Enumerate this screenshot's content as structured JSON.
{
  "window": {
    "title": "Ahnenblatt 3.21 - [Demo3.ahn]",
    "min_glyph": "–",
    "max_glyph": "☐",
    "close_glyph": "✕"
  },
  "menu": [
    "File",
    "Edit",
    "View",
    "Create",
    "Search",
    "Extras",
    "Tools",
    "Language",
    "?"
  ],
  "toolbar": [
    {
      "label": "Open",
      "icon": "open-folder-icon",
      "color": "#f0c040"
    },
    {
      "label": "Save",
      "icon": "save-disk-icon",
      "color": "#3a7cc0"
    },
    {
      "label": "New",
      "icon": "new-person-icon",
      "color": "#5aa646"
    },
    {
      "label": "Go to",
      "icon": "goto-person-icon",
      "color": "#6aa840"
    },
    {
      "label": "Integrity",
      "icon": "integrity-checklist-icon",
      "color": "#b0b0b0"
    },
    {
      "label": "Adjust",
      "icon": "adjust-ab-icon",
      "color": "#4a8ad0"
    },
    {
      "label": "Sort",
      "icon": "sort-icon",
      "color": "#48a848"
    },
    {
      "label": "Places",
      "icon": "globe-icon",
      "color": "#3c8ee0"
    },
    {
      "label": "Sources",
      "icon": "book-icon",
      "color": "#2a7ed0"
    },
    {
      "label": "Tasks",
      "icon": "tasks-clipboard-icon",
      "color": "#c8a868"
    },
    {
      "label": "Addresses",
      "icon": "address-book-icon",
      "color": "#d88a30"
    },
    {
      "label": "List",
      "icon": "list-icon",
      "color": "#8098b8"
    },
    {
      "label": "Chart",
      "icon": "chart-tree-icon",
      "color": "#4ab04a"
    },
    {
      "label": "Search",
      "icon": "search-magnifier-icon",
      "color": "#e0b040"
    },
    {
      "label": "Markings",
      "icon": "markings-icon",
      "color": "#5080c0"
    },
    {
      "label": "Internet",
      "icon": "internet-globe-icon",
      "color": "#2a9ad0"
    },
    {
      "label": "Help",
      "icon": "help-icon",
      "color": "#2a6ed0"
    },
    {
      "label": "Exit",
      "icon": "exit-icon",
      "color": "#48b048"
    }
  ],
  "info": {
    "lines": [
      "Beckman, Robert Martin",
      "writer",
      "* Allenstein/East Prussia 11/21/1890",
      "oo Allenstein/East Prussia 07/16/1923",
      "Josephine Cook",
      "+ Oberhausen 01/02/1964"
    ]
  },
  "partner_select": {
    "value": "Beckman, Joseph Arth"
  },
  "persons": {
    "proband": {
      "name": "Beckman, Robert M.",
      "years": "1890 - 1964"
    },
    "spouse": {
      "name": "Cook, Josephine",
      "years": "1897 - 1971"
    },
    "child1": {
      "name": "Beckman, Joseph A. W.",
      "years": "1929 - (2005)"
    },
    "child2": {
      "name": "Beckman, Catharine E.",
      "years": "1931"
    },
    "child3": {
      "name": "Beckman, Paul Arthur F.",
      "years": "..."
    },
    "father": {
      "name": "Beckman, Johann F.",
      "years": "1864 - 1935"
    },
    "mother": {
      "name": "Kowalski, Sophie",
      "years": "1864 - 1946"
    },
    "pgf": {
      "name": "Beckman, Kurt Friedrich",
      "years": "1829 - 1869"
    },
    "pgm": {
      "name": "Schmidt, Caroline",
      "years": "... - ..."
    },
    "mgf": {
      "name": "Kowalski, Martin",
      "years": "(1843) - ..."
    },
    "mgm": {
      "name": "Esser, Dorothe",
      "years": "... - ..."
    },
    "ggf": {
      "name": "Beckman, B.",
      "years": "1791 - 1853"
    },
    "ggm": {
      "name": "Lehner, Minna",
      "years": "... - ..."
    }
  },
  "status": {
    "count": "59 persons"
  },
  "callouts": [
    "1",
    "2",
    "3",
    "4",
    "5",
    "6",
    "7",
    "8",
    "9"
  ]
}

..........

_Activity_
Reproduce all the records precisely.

_Solution for this task_
Enumerate this screenshot's content as structured JSON.
{
  "window": {
    "title": "Ahnenblatt 3.21 - [Demo3.ahn]",
    "min_glyph": "–",
    "max_glyph": "☐",
    "close_glyph": "✕"
  },
  "menu": [
    "File",
    "Edit",
    "View",
    "Create",
    "Search",
    "Extras",
    "Tools",
    "Language",
    "?"
  ],
  "toolbar": [
    {
      "label": "Open",
      "icon": "open-folder-icon",
      "color": "#f0c040"
    },
    {
      "label": "Save",
      "icon": "save-disk-icon",
      "color": "#3a7cc0"
    },
    {
      "label": "New",
      "icon": "new-person-icon",
      "color": "#5aa646"
    },
    {
      "label": "Go to",
      "icon": "goto-person-icon",
      "color": "#6aa840"
    },
    {
      "label": "Integrity",
      "icon": "integrity-checklist-icon",
      "color": "#b0b0b0"
    },
    {
      "label": "Adjust",
      "icon": "adjust-ab-icon",
      "color": "#4a8ad0"
    },
    {
      "label": "Sort",
      "icon": "sort-icon",
      "color": "#48a848"
    },
    {
      "label": "Places",
      "icon": "globe-icon",
      "color": "#3c8ee0"
    },
    {
      "label": "Sources",
      "icon": "book-icon",
      "color": "#2a7ed0"
    },
    {
      "label": "Tasks",
      "icon": "tasks-clipboard-icon",
      "color": "#c8a868"
    },
    {
      "label": "Addresses",
      "icon": "address-book-icon",
      "color": "#d88a30"
    },
    {
      "label": "List",
      "icon": "list-icon",
      "color": "#8098b8"
    },
    {
      "label": "Chart",
      "icon": "chart-tree-icon",
      "color": "#4ab04a"
    },
    {
      "label": "Search",
      "icon": "search-magnifier-icon",
      "color": "#e0b040"
    },
    {
      "label": "Markings",
      "icon": "markings-icon",
      "color": "#5080c0"
    },
    {
      "label": "Internet",
      "icon": "internet-globe-icon",
      "color": "#2a9ad0"
    },
    {
      "label": "Help",
      "icon": "help-icon",
      "color": "#2a6ed0"
    },
    {
      "label": "Exit",
      "icon": "exit-icon",
      "color": "#48b048"
    }
  ],
  "info": {
    "lines": [
      "Beckman, Robert Martin",
      "writer",
      "* Allenstein/East Prussia 11/21/1890",
      "oo Allenstein/East Prussia 07/16/1923",
      "Josephine Cook",
      "+ Oberhausen 01/02/1964"
    ]
  },
  "partner_select": {
    "value": "Beckman, Joseph Arth"
  },
  "persons": {
    "proband": {
      "name": "Beckman, Robert M.",
      "years": "1890 - 1964"
    },
    "spouse": {
      "name": "Cook, Josephine",
      "years": "1897 - 1971"
    },
    "child1": {
      "name": "Beckman, Joseph A. W.",
      "years": "1929 - (2005)"
    },
    "child2": {
      "name": "Beckman, Catharine E.",
      "years": "1931"
    },
    "child3": {
      "name": "Beckman, Paul Arthur F.",
      "years": "..."
    },
    "father": {
      "name": "Beckman, Johann F.",
      "years": "1864 - 1935"
    },
    "mother": {
      "name": "Kowalski, Sophie",
      "years": "1864 - 1946"
    },
    "pgf": {
      "name": "Beckman, Kurt Friedrich",
      "years": "1829 - 1869"
    },
    "pgm": {
      "name": "Schmidt, Caroline",
      "years": "... - ..."
    },
    "mgf": {
      "name": "Kowalski, Martin",
      "years": "(1843) - ..."
    },
    "mgm": {
      "name": "Esser, Dorothe",
      "years": "... - ..."
    },
    "ggf": {
      "name": "Beckman, B.",
      "years": "1791 - 1853"
    },
    "ggm": {
      "name": "Lehner, Minna",
      "years": "... - ..."
    }
  },
  "status": {
    "count": "59 persons"
  },
  "callouts": [
    "1",
    "2",
    "3",
    "4",
    "5",
    "6",
    "7",
    "8",
    "9"
  ]
}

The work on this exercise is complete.